## [WORK ORDER]
Collect all lines below with the string "your".

## [TASK DATA]

——————

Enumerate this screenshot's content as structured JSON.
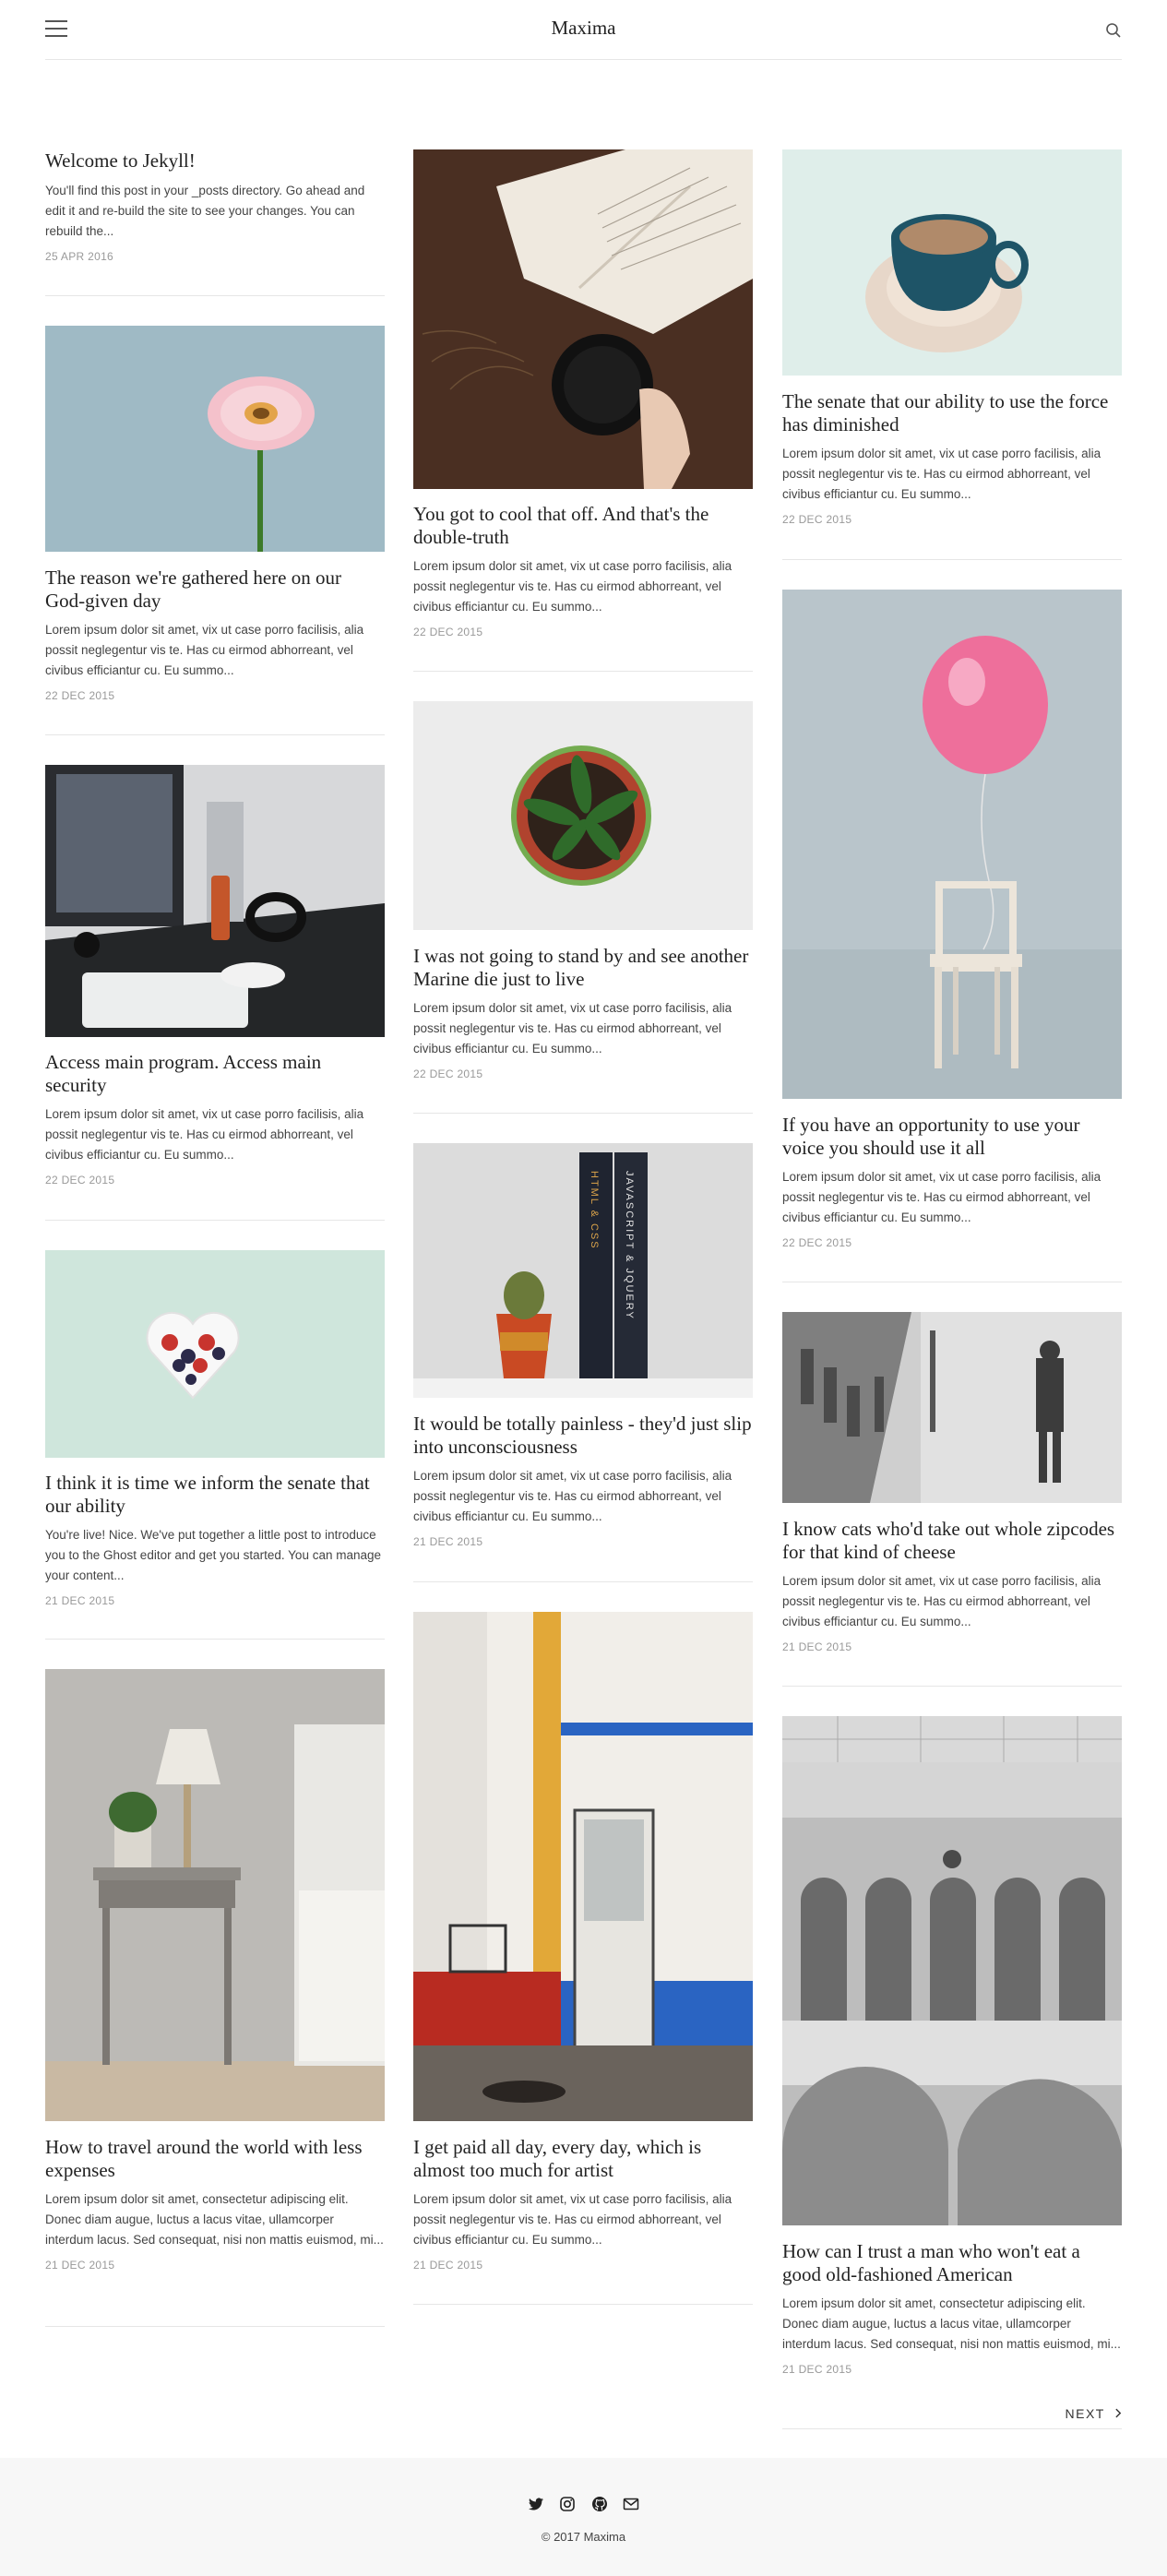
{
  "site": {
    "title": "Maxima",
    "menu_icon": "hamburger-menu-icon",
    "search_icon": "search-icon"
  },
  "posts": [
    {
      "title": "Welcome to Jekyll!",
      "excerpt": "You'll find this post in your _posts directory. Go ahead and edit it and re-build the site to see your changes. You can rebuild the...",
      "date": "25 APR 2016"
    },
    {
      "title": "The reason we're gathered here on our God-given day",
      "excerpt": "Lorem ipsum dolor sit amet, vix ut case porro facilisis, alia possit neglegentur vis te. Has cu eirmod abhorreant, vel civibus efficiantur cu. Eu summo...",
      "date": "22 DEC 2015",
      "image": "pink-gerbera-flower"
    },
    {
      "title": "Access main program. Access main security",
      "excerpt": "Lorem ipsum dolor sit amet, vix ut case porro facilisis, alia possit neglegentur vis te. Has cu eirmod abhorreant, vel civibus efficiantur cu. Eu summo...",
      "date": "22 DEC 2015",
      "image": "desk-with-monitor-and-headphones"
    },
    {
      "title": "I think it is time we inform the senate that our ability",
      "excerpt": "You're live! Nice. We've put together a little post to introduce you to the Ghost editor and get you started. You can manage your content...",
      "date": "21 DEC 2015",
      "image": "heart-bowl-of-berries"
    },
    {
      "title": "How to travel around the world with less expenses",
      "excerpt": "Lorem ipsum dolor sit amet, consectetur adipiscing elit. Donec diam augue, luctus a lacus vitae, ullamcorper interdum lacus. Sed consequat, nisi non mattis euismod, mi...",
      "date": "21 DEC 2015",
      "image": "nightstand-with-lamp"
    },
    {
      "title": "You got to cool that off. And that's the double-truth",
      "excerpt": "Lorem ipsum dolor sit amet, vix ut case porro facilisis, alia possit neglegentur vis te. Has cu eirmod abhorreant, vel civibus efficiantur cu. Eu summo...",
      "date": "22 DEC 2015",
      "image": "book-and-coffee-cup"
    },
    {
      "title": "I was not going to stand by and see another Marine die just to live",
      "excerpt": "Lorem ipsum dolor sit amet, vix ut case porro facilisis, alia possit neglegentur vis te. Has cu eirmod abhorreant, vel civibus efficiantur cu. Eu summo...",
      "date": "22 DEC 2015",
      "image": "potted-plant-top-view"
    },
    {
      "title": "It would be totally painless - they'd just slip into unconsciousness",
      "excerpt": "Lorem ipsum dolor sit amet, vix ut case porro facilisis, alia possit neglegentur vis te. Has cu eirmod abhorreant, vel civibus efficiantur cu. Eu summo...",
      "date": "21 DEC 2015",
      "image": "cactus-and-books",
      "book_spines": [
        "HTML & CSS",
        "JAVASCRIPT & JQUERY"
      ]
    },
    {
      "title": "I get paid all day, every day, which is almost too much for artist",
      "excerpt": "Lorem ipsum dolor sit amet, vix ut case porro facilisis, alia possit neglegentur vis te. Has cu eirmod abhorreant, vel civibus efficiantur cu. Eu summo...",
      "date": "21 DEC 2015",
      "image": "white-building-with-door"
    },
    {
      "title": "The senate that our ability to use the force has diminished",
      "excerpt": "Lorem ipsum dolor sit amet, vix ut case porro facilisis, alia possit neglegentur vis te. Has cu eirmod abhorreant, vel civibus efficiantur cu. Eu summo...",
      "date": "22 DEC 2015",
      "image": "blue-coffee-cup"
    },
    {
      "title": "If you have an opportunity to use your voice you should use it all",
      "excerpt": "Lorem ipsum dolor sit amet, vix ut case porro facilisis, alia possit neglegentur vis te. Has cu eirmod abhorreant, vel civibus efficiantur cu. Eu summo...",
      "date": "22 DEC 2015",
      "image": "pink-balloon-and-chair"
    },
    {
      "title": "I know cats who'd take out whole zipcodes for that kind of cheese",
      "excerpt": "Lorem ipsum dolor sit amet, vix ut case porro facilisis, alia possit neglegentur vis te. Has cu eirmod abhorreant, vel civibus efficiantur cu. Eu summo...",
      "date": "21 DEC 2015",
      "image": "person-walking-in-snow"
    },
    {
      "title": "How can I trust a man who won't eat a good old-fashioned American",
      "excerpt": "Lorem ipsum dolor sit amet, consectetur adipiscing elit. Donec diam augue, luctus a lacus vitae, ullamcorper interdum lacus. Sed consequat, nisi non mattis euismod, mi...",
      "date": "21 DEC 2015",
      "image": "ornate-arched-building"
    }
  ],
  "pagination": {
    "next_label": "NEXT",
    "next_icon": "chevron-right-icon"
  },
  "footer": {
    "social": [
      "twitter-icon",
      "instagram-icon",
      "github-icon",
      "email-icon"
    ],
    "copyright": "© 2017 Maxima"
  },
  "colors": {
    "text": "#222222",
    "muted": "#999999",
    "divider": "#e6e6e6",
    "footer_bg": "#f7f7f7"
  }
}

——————

## [ANSWER TO THIS EXERCISE]
      "excerpt": "You'll find this post in your _posts directory. Go ahead and edit it and re-build the site to see your changes. You can rebuild the...",
      "excerpt": "You're live! Nice. We've put together a little post to introduce you to the Ghost editor and get you started. You can manage your content...",
      "title": "If you have an opportunity to use your voice you should use it all",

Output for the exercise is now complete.